Here is the joint, ready for assembly. Since there are a total of 24 of these for the entire project I'm happy to have the dedicated hollow chisel mortiser to cut all of them. The stone for these tables are some pretty heavy pieces of Travertine. The apron is a bit over 4" wide and, as you can see, the mortise goes the entire width. This is to control any hint of twisting from the apron. The tenon is haunched at top and bottom. Whenever possible I'll use the measurement of a tool as the basis for the haunched area, in this instance I used width of my combination square to determine how long the haunch would be. I'll show you later on why that's beneficial.
|The Final Joint|
A dado head on the table saw was used to cut the tenons. The length of the aprons makes using a tenoning jig on the tablesaw difficult. The first step was to screw a fence to the miter gauge. And yes, that is a gimlet. Why break out a drill when a simple tool will do the job as well and quicker.
|Attaching Fence to Miter Gauge|
Then, a stop block was attached to that fence and carefully adjusted for the exact tenon length but slightly oversize to allow for final fitting of the cheeks:
|Tenon Stop Block|
Whenever I do machine set-ups my habit has been to use a piece of MDF to adjust the blade height and stop block setting. Much easier to replace a cheap piece of MDF then to go back and machine another piece of Walnut that costs close to $7.50 a board foot.
|Exactly 30", Just What I Needed!|
Once the tenons were cut on both ends of the aprons it was time to decide which piece goes where. This is where the grain and color patterns are arranged in such a way that they will flow and be pleasing to the eye. As you get into the joinery and hand work it's really easy to mix parts up. Just as I did earlier on the legs, machinists stamps are used to identify the mating joint parts.

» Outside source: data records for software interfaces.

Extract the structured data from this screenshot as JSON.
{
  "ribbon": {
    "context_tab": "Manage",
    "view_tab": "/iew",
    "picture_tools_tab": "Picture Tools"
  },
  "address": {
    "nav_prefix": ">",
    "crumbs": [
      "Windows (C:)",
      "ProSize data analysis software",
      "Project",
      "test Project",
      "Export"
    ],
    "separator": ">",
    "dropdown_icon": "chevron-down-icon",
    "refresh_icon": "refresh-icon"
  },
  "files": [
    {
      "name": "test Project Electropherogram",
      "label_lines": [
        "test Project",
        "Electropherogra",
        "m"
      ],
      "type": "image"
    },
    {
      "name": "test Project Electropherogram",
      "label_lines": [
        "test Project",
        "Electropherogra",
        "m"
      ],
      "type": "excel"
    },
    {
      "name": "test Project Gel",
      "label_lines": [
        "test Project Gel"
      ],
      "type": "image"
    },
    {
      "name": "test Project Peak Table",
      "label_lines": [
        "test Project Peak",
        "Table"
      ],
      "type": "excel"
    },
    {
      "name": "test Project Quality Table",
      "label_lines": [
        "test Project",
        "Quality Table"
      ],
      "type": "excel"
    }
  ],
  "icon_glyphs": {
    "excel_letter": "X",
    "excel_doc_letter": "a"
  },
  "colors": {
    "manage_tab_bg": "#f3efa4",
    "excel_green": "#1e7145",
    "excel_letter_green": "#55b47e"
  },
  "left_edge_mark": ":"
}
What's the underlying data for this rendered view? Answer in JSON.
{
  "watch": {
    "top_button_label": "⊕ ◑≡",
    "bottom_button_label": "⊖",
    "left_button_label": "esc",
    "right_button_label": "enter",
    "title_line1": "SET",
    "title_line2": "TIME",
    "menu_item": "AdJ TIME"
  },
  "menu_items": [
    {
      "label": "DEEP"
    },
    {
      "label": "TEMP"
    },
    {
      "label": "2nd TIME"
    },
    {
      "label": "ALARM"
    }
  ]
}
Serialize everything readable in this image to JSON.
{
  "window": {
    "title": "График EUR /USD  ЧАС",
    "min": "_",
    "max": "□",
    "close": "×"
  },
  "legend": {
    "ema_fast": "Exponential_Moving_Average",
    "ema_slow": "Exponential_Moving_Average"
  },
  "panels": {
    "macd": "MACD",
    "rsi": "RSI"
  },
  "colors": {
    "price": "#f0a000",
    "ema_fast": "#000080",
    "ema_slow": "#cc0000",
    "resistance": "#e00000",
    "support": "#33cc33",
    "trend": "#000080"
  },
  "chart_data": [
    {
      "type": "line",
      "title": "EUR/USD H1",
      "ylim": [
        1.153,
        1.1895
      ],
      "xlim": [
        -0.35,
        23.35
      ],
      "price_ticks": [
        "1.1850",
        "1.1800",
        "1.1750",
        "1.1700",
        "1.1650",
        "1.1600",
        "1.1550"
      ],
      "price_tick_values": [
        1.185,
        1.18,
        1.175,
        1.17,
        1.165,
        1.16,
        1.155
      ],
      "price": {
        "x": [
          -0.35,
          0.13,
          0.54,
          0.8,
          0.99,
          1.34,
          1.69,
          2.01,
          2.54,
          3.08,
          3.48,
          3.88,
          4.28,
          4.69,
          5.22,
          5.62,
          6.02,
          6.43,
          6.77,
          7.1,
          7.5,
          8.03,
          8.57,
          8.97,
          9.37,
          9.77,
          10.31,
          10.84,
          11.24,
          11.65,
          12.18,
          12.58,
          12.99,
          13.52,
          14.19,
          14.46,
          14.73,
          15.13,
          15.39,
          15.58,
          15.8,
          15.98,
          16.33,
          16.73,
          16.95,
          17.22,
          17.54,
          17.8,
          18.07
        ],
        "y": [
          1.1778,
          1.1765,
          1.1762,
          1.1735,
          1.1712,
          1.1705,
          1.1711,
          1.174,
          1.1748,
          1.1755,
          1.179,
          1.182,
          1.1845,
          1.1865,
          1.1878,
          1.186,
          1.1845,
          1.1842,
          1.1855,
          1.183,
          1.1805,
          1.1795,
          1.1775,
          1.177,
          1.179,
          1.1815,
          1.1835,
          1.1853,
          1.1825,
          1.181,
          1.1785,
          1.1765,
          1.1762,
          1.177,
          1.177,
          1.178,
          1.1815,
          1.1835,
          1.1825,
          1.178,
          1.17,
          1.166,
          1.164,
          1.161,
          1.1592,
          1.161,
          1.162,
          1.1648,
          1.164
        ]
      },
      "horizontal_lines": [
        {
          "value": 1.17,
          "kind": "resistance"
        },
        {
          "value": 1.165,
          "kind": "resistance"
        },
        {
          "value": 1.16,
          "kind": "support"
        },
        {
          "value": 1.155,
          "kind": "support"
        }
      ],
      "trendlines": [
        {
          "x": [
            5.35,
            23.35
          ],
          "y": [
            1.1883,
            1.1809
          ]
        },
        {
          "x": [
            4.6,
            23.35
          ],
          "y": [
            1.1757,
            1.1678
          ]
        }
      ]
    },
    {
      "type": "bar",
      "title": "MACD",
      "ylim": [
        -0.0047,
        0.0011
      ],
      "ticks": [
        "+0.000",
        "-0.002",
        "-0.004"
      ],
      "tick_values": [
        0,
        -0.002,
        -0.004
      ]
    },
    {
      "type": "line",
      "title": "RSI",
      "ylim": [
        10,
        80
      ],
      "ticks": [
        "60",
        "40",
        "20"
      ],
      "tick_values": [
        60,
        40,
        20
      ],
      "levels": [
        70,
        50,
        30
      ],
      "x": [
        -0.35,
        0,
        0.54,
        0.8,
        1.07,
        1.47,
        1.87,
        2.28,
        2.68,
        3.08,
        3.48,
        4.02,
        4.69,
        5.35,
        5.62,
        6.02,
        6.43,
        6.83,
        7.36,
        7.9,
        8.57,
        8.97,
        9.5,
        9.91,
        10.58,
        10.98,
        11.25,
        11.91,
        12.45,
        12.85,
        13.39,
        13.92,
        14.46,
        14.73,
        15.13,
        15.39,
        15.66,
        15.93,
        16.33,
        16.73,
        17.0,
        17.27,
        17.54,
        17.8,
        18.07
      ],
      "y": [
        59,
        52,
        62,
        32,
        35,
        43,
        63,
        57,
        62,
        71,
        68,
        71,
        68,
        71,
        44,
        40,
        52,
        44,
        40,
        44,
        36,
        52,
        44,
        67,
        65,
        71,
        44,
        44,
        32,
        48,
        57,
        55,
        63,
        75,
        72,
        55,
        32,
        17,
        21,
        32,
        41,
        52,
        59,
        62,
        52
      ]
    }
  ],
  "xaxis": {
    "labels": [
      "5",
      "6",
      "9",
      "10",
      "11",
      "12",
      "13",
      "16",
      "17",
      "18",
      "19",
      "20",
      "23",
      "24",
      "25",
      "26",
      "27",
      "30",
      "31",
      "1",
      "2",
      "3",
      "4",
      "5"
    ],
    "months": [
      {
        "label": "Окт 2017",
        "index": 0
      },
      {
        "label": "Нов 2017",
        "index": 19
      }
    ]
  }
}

|End Table Parts Being Identified|
|Left to Right: Apron - Bench Hook & Rabbet Plane- Leg Assembly|
|Easier on the Back!|
Now the hand work can begin. First up is laying out the depth of the haunch, I use a spacer that is as thick as the haunch is deep:
|Width of Tenon|
|Final Sizing to Fit Mortise|
Now that all of the joinery is completed the next step will be to add the piece to the inside of each leg to create that triangular, beefier appearance.